What Is a Streamlined Loan Modification?

••• Image by Flickr.com, courtesy of Dwonderwall

During the Obama administration, the federal government created multiple home loan modification initiatives to help homeowners facing mortgage default and foreclosure. Fannie Mae and Freddie Mac are two federal government mortgage lenders that participated in these modification programs. Until 2017, delinquent and underwater borrowers with loans owned or guaranteed by these agencies were eligible for help through a streamlined modification program. These agencies continue to help delinquent homeowners stave off foreclosure with improved replacement initiatives.

When compared to standard loan modifications, the success or completion rate for streamlined modifications was 34 percent higher. These changes helped Fannie Mae and Freddie Mac to greatly decrease loan modification approval delays commonly caused by missing and mislaid paperwork. Eliminating the documentation requirements from the application process also decreased the amount of time it took distressed borrowers to bring their mortgages accounts current.


  • The Fannie Mae and Freddie Mac streamlined loan modification program was closed and new Flex Modification initiatives were created.

Streamlined Loan Modification Qualifications

The Federal Housing Finance Agency administered the streamlined modification programs. It only made its streamlined modification program available to borrowers with Fannie Mae and Freddie Mac home loans. Your loan qualified when either of these agencies owned or guaranteed your loan. Your eligibility kicked in when your mortgage loan was behind by at least 90 days.

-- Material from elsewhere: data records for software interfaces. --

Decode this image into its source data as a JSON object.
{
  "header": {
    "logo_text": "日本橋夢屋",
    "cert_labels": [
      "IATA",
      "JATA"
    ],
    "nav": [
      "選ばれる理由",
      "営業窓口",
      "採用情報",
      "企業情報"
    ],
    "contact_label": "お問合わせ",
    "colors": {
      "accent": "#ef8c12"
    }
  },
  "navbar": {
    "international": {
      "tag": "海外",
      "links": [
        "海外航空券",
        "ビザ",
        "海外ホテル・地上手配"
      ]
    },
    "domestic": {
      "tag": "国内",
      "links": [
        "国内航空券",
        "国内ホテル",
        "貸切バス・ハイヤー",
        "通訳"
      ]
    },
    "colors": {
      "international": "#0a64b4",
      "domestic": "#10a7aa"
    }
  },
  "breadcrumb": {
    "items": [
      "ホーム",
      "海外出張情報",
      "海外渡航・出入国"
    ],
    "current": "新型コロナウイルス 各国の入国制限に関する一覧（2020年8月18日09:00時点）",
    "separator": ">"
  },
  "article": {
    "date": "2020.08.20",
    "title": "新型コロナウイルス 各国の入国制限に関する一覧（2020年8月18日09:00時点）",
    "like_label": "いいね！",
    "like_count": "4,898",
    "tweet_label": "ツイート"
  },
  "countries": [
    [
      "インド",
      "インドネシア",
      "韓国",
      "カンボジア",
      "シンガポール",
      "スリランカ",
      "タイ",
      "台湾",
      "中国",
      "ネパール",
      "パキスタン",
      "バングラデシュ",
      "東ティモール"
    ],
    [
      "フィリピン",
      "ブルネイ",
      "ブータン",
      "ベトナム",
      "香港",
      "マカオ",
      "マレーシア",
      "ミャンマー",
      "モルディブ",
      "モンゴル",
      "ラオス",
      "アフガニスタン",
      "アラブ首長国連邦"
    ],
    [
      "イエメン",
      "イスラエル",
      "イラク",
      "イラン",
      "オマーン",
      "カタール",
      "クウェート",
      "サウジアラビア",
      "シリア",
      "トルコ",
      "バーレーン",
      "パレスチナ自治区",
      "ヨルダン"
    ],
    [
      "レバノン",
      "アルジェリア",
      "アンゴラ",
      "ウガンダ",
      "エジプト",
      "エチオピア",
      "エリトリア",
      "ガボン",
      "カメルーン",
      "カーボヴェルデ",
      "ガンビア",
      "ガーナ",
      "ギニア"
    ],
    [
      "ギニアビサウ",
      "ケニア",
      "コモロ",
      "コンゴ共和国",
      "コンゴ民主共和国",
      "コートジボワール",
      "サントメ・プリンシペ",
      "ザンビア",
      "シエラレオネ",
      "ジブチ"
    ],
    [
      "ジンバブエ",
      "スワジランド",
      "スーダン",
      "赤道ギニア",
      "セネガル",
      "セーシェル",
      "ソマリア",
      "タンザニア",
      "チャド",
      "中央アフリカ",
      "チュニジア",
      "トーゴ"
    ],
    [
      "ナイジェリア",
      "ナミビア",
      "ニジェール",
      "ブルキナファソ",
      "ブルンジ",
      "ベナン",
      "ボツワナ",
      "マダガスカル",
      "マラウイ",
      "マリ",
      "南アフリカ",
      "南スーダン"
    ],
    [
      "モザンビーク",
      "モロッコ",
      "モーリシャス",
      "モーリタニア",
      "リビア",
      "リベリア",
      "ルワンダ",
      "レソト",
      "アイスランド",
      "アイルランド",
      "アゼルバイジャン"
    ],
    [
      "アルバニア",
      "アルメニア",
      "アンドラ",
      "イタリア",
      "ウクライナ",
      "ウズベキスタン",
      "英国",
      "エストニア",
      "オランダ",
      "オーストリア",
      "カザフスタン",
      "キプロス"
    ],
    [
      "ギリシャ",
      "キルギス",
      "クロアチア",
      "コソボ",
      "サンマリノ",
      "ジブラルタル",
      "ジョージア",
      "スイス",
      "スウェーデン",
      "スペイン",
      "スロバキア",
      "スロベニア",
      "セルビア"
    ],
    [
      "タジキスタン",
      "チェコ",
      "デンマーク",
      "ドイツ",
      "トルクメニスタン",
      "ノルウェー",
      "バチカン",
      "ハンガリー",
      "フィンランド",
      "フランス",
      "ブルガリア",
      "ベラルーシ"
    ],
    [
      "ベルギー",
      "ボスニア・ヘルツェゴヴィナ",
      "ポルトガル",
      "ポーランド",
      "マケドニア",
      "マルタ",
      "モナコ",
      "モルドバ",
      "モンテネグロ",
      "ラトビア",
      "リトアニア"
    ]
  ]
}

Borrowers who qualified owed $250,000 or less on the mortgage principal balance on an owner-occupied home. For underwater mortgages, when your loan-to-value ratio was at least 115 percent, you were eligible.

Streamlined Modification Program Key Features

The main feature of this program was that it decreased or eliminated almost all of the paperwork required for similar existing federal government loan modification programs. Mortgage lenders gave highest priority to distressed borrowers who had failed to provide the documentation needed to apply for other modification programs. Eligible borrowers and lenders initiated a trial modification period of three months. The trial modification terms decreased the interest rate for the loan and reduced the borrower’s monthly payment.

If the borrower successfully completed the trial modification, the lender and borrower moved forward to a permanent modification agreement. A permanent modification generally also provided principal forbearance for some or all of the delinquent portion of the loan.

Flex Substitutions for Streamlined Loan Modification

In 2017, Fannie Mae and Freddie Mac combined their streamlined modification initiatives into the Freddie Mac Flex and Fannie Mae Flex Modification programs. The Flex Modification replacement programs have similar features. Their reduced paperwork requirements vary, depending on the delinquency status of your loan.

Current Flex Modification Requirements

The lender or the borrower can request this modification. Homeowners with a mortgage delinquency of 90 days or more do not need to submit financial information to apply. The targeted reduction in monthly payments is 20 percent less than the current payment.

If you are less than 90 days behind on your mortgage payment, you must submit financial documentation to apply for a Flex Modification. The lender’s modification terms must provide you with a payment of no more than 40 percent of your current income. It must decrease your current payment by a minimum of 20 percent.

Flex Loan Modification Considerations

Find out if you are eligible to participate in any government programs that help homeowners by contacting your lender first. The Flex Modification programs that Freddie Mac and Fannie Mae offer now have a minimal paperwork burden. Therefore, they usually result in a quick resolution of financial dilemmas that affect your mortgage payments. The company that you make payments to could be different from the actual owner or guarantor. Both agencies have tools on their websites to help you find out if they actually own or guarantee your loan.

The U.S. Treasury Department continuously monitors and evaluates the effectiveness and efficiency of programs designed to help homeowners avoid foreclosure. Many homeowners neglect to inform their lender of unforeseen financial problems. Conducting a realistic assessment of your ability to make your mortgage payments is better than doing nothing.